# [PROBLEM TO SOLVE]
For this exercise, copy each line of the records that contains the word "name".

━━━━━━

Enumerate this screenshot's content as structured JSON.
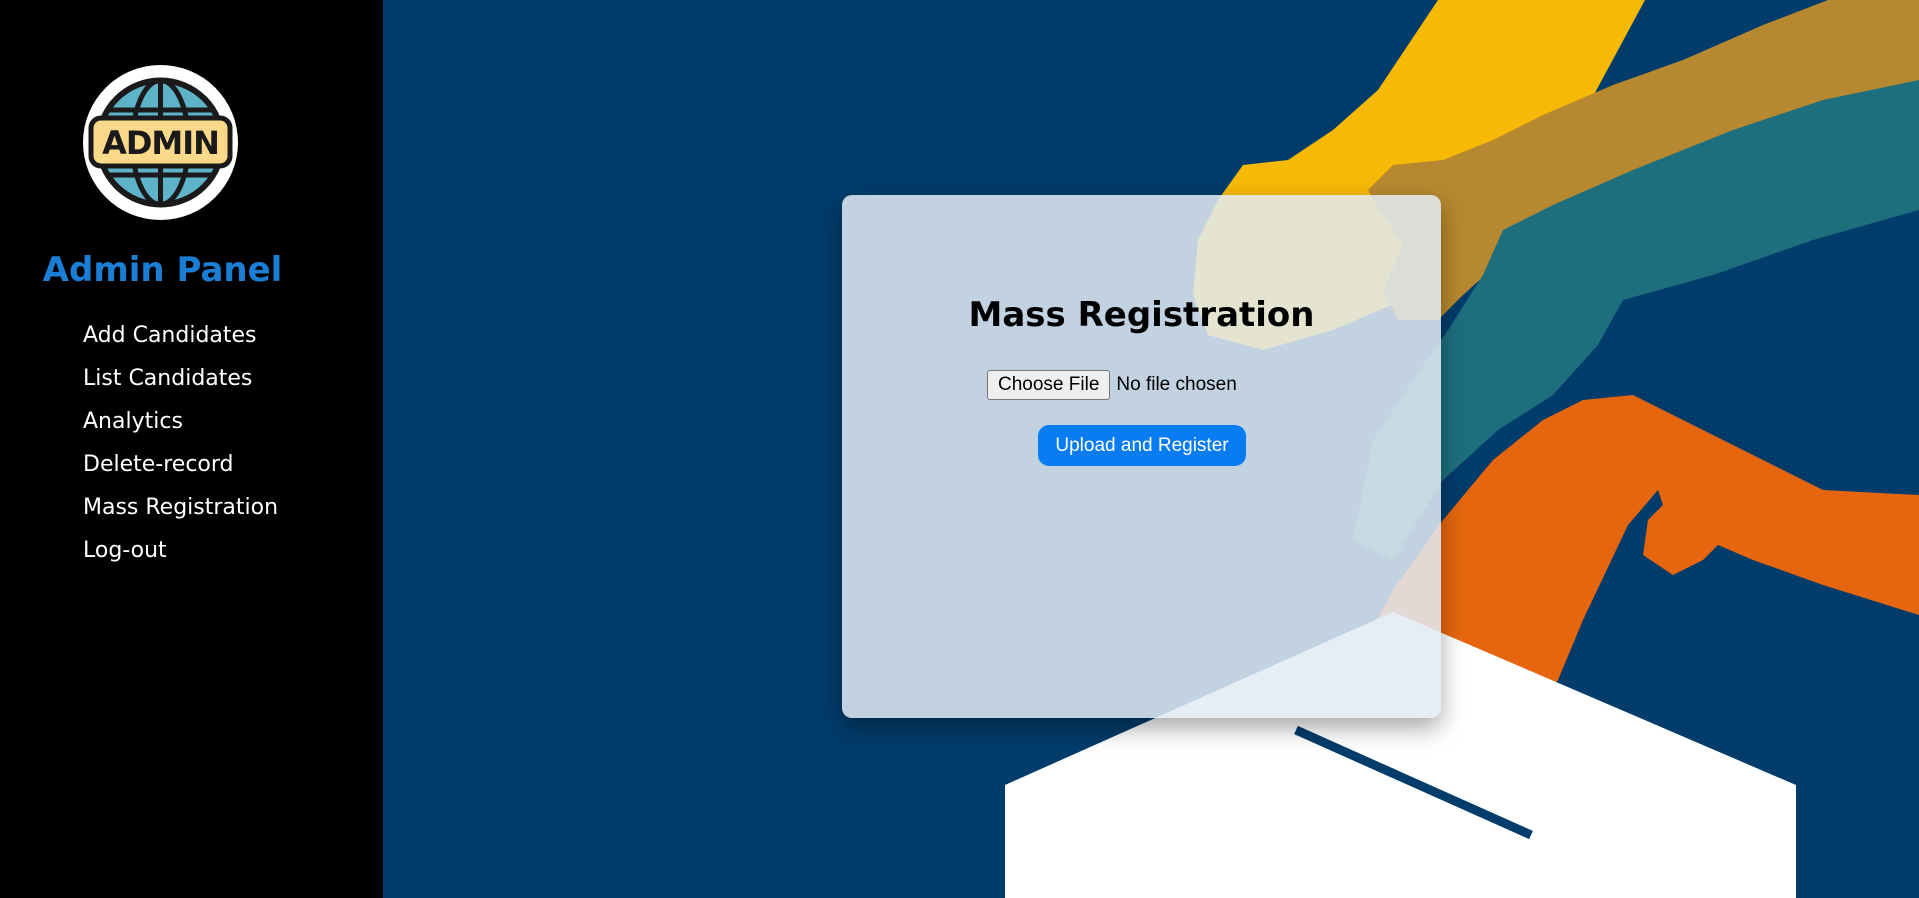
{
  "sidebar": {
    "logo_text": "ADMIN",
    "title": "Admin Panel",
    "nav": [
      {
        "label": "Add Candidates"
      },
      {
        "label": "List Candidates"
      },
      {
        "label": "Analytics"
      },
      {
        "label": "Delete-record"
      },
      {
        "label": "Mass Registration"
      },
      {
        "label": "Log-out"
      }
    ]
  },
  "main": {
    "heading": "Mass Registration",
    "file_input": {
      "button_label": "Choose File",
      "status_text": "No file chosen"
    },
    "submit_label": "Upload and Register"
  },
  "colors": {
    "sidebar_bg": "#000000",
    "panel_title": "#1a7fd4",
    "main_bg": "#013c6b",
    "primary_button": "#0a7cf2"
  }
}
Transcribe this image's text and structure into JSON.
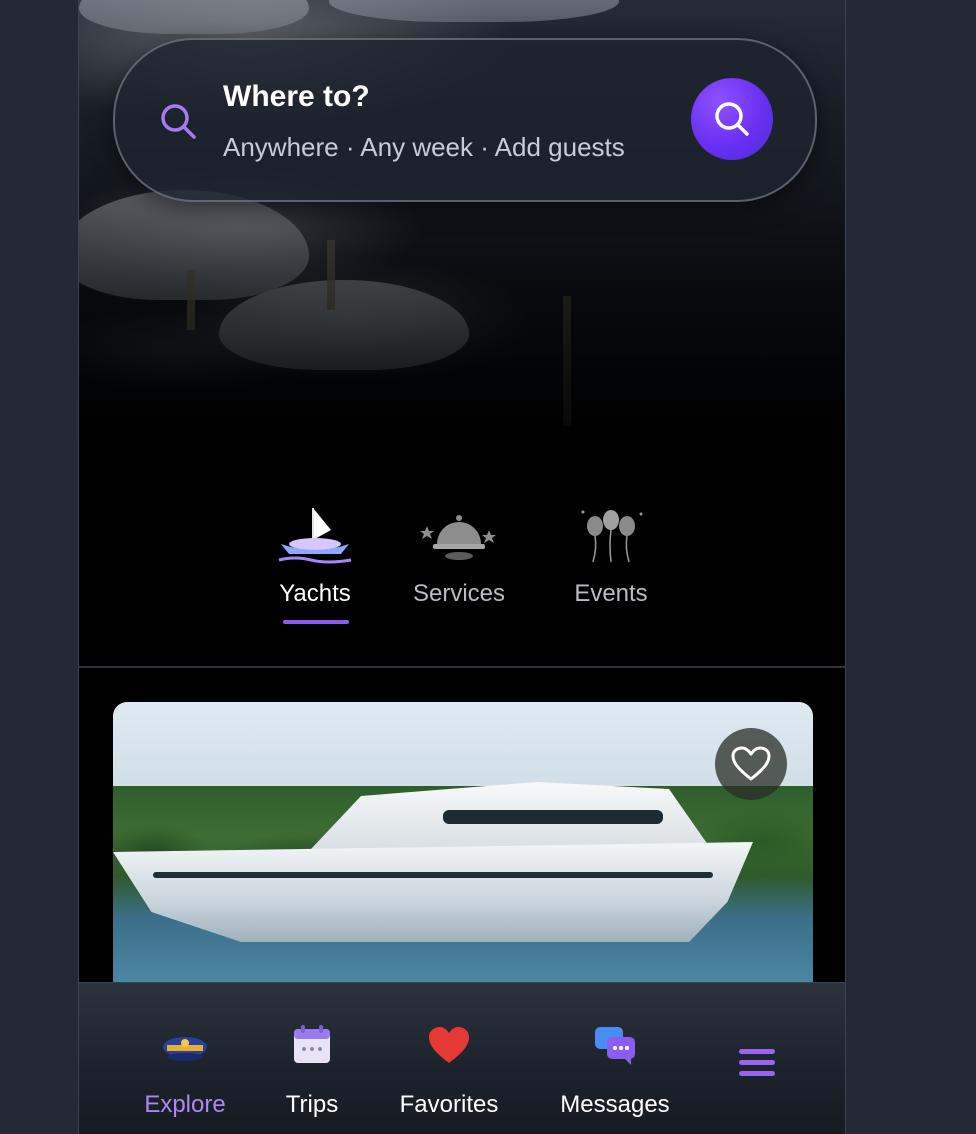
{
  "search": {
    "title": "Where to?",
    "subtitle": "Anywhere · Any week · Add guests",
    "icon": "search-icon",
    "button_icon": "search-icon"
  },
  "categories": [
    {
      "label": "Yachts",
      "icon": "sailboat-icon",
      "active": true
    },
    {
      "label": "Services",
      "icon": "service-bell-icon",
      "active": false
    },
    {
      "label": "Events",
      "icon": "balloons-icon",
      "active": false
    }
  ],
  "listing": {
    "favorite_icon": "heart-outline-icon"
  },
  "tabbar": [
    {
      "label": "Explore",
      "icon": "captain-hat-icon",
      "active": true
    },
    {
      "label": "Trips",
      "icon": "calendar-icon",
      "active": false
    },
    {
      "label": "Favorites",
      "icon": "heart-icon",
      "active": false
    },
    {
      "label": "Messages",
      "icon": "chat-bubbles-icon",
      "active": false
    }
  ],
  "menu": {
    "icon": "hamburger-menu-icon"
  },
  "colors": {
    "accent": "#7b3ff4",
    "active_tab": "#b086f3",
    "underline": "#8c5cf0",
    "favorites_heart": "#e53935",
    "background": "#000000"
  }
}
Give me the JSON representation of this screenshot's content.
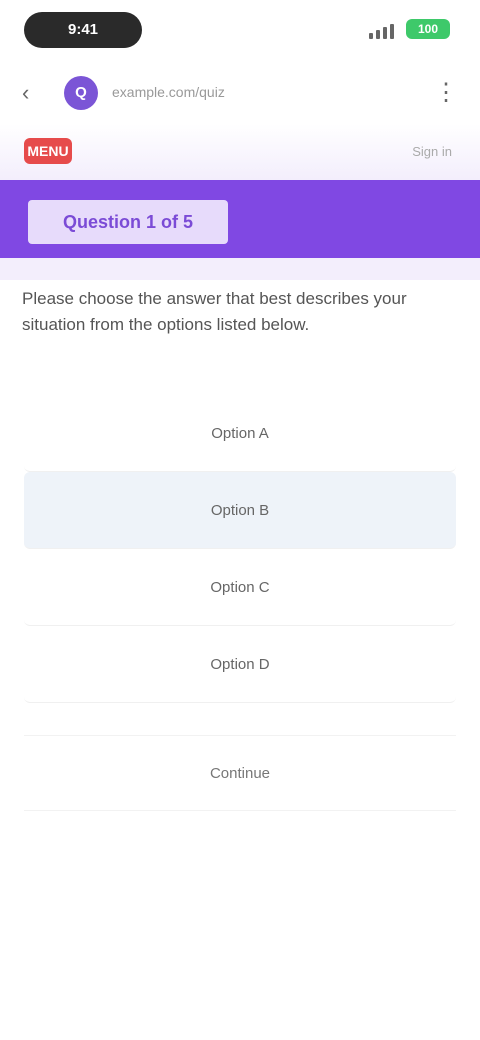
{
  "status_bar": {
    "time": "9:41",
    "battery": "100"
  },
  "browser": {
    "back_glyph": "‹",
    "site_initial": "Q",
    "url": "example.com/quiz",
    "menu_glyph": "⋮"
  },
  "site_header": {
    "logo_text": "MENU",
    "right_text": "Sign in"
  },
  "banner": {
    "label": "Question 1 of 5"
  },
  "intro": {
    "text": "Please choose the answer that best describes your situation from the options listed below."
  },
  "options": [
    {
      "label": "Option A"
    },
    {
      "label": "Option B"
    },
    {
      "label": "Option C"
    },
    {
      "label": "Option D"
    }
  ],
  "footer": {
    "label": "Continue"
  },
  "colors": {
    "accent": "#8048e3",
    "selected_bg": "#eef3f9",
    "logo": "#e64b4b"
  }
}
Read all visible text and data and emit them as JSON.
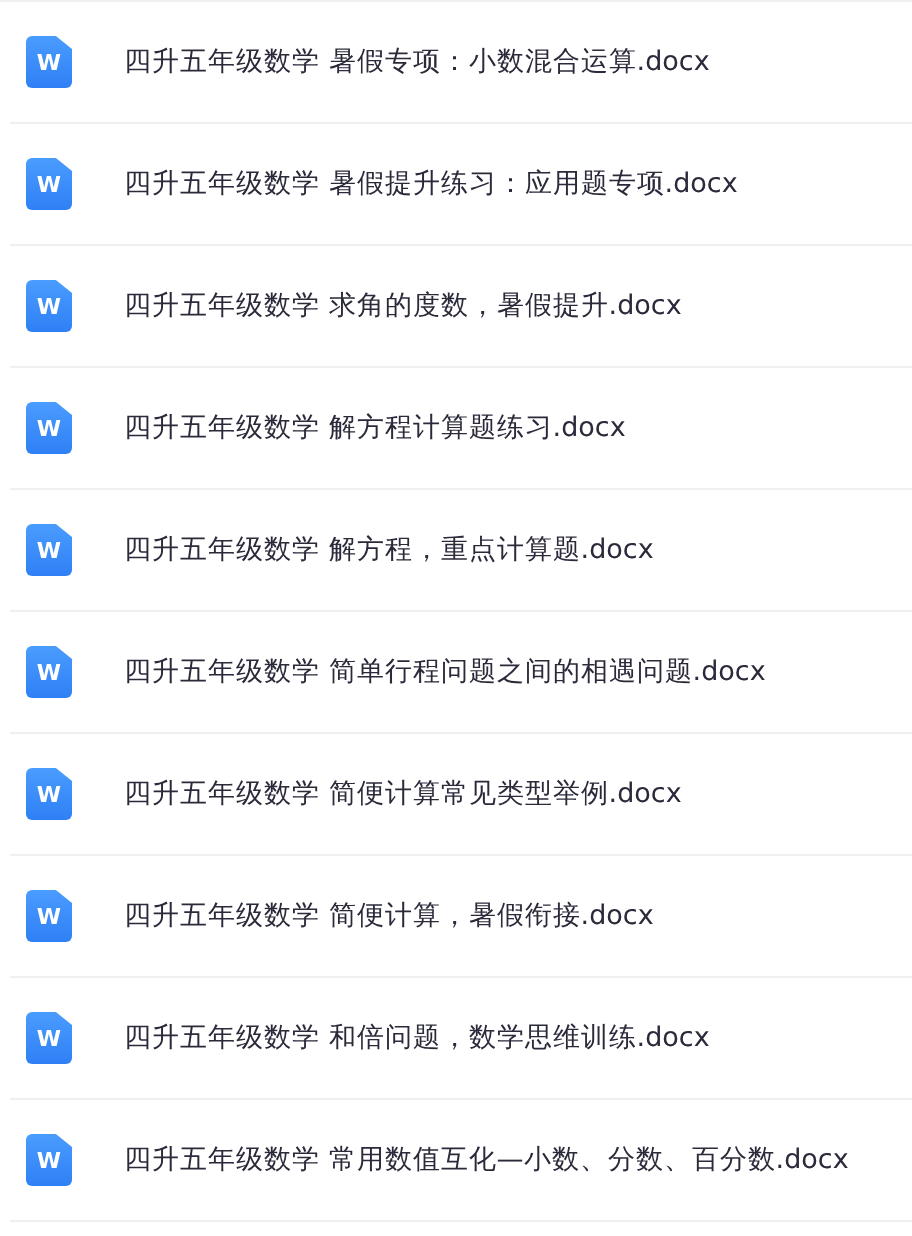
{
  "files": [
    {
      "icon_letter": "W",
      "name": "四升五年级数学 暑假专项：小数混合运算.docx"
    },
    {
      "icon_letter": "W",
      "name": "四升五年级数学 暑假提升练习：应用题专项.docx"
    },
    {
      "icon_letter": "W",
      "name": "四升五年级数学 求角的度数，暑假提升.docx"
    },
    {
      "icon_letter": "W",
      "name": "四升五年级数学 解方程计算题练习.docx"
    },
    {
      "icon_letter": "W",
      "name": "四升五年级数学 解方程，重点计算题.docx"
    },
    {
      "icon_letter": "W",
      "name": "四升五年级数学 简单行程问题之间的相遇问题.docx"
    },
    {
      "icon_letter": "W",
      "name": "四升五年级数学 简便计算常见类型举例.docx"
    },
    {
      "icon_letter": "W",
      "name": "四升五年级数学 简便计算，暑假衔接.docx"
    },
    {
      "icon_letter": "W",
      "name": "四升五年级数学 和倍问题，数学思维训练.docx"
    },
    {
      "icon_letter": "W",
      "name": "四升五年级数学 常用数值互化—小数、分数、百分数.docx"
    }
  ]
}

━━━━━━

# [EXERCISE RESULT]
      "name": "四升五年级数学 暑假专项：小数混合运算.docx"
      "name": "四升五年级数学 暑假提升练习：应用题专项.docx"
      "name": "四升五年级数学 求角的度数，暑假提升.docx"
      "name": "四升五年级数学 解方程计算题练习.docx"
      "name": "四升五年级数学 解方程，重点计算题.docx"
      "name": "四升五年级数学 简单行程问题之间的相遇问题.docx"
      "name": "四升五年级数学 简便计算常见类型举例.docx"
      "name": "四升五年级数学 简便计算，暑假衔接.docx"
      "name": "四升五年级数学 和倍问题，数学思维训练.docx"
      "name": "四升五年级数学 常用数值互化—小数、分数、百分数.docx"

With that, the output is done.